BEGIN EXTRACTED MATERIAL

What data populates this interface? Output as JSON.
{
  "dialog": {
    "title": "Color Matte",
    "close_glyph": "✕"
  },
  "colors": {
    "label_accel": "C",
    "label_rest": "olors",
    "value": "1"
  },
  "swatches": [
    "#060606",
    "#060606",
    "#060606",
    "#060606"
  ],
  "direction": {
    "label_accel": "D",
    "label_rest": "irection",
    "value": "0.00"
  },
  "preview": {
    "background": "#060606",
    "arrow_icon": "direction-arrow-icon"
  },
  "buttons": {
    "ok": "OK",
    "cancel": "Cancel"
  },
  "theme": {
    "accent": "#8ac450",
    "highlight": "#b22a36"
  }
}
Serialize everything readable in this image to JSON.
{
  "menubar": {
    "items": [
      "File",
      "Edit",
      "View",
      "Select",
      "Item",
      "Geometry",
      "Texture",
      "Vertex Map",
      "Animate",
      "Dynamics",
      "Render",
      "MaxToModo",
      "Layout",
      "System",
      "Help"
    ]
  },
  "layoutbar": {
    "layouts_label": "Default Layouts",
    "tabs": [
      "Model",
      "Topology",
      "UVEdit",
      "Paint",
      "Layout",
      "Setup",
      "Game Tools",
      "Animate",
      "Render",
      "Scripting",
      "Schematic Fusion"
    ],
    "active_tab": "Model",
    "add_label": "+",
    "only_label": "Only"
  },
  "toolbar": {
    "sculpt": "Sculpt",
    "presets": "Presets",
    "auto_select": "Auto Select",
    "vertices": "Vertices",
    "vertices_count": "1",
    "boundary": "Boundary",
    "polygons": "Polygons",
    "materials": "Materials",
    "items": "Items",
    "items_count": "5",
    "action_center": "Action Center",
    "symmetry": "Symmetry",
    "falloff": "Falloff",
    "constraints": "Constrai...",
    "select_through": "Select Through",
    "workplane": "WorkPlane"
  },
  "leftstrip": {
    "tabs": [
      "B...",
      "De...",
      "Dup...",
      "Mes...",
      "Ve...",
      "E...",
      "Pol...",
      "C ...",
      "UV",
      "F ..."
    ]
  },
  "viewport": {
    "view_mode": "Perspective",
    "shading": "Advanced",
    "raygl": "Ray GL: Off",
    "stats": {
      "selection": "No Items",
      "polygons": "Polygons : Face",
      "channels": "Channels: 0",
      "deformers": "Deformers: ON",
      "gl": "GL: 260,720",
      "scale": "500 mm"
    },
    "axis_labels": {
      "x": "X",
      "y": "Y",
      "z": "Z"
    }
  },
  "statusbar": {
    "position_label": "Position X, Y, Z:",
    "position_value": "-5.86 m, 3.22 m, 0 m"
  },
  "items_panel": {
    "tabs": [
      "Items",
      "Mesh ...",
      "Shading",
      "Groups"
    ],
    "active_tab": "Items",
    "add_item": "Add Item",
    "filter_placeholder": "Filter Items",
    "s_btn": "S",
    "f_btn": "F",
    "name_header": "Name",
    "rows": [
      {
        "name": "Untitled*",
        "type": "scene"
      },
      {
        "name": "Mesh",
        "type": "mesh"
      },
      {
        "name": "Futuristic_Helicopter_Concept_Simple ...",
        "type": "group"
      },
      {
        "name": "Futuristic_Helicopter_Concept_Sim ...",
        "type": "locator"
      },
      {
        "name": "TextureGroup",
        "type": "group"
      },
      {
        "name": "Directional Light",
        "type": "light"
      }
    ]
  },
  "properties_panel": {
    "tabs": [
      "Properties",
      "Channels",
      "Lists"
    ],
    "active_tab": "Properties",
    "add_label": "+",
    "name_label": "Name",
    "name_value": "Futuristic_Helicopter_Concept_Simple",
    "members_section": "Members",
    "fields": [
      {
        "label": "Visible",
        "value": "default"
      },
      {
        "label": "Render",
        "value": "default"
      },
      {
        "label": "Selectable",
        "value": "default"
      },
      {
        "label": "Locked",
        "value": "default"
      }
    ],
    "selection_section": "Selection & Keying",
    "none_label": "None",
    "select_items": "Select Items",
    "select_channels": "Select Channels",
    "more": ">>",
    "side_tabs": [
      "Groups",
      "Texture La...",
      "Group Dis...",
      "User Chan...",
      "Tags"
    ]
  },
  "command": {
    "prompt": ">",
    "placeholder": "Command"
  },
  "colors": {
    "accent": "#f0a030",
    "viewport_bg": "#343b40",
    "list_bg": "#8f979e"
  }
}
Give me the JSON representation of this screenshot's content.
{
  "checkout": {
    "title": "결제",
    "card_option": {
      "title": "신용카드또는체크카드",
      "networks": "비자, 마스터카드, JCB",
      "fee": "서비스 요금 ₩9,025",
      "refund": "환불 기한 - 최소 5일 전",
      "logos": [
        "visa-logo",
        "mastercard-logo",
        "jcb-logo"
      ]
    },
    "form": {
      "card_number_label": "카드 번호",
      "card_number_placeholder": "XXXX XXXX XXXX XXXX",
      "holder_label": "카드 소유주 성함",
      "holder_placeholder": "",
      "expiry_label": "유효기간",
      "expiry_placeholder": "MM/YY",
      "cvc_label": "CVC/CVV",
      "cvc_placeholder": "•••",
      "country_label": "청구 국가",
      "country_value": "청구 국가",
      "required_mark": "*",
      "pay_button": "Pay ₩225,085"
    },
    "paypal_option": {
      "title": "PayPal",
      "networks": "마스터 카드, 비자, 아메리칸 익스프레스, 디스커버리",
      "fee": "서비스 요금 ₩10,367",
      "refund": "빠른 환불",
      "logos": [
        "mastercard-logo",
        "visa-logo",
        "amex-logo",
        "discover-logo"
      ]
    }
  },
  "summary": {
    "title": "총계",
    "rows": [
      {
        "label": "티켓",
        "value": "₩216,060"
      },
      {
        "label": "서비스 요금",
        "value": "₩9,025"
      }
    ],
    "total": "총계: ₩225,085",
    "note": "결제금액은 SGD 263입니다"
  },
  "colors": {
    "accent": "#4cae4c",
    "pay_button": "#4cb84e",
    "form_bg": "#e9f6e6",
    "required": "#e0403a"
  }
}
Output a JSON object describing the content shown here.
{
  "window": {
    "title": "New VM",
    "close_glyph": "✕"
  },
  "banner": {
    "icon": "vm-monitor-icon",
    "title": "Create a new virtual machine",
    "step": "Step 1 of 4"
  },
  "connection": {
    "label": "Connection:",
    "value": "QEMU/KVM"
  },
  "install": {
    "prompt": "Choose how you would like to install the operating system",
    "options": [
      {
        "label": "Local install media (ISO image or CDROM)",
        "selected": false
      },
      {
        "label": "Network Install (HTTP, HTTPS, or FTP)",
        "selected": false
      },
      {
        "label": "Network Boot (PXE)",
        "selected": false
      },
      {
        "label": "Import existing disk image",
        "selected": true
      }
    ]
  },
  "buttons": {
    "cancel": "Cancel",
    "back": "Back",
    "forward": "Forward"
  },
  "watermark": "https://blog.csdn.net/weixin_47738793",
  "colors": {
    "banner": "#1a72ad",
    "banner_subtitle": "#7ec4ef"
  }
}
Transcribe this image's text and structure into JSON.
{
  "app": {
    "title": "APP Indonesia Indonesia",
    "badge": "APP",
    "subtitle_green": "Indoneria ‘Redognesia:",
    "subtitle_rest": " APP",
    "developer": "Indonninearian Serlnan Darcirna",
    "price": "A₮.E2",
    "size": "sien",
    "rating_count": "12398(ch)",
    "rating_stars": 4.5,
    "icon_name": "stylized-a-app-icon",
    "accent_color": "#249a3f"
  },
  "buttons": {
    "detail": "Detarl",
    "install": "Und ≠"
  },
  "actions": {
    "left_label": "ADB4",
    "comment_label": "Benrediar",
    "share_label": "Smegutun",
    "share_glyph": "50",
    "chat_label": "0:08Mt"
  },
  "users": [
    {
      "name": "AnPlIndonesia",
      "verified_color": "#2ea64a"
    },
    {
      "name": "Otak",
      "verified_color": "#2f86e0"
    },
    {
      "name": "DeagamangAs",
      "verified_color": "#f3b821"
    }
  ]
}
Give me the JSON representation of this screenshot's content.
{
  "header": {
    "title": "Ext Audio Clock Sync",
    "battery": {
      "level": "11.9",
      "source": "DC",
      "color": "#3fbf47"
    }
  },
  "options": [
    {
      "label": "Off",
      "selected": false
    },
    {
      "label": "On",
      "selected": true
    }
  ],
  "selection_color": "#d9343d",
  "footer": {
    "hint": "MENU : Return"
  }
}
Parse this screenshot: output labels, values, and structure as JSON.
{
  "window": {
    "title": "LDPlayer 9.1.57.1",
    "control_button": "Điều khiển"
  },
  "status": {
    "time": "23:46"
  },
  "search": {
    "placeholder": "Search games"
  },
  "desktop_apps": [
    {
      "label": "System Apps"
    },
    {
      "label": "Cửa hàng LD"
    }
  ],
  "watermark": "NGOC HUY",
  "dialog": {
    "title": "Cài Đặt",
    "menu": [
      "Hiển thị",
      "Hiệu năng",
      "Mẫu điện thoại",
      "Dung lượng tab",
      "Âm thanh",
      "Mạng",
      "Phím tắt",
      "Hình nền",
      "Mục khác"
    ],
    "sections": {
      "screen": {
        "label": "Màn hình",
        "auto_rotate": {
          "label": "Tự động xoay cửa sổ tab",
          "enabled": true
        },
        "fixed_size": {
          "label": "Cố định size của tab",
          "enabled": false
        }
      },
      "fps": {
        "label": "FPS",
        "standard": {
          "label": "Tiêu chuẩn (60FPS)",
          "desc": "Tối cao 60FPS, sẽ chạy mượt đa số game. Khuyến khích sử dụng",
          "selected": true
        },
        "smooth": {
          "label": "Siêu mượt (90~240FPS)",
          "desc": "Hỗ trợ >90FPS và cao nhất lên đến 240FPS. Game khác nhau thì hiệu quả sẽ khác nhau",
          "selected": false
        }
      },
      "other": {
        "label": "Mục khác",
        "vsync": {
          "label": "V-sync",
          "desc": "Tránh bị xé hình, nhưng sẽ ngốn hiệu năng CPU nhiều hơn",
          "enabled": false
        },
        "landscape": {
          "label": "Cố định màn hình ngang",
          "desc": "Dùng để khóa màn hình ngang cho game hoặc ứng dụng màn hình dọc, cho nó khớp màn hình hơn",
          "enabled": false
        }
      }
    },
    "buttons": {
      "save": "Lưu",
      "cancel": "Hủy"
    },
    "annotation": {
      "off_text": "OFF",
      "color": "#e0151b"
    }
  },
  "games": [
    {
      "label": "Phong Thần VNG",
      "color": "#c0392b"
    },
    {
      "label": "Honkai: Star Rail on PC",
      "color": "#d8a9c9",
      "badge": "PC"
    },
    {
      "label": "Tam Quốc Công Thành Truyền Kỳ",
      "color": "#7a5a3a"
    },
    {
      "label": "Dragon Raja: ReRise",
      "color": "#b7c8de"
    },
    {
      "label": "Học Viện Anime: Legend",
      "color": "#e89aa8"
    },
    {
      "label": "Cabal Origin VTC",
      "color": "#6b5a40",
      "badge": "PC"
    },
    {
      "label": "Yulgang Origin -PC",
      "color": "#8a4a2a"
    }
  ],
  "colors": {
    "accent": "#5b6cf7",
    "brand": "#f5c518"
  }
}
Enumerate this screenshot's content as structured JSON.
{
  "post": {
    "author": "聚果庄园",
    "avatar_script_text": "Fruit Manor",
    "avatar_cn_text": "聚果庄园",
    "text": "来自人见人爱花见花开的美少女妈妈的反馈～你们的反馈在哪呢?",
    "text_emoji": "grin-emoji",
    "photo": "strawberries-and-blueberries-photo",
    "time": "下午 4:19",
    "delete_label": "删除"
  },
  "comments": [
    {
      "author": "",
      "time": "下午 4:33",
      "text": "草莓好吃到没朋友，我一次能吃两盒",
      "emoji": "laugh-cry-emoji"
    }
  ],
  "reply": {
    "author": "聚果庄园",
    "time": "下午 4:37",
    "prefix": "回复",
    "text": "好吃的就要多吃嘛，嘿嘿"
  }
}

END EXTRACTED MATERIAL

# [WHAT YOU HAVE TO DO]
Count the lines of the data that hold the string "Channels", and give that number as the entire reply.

# [RESULT]
3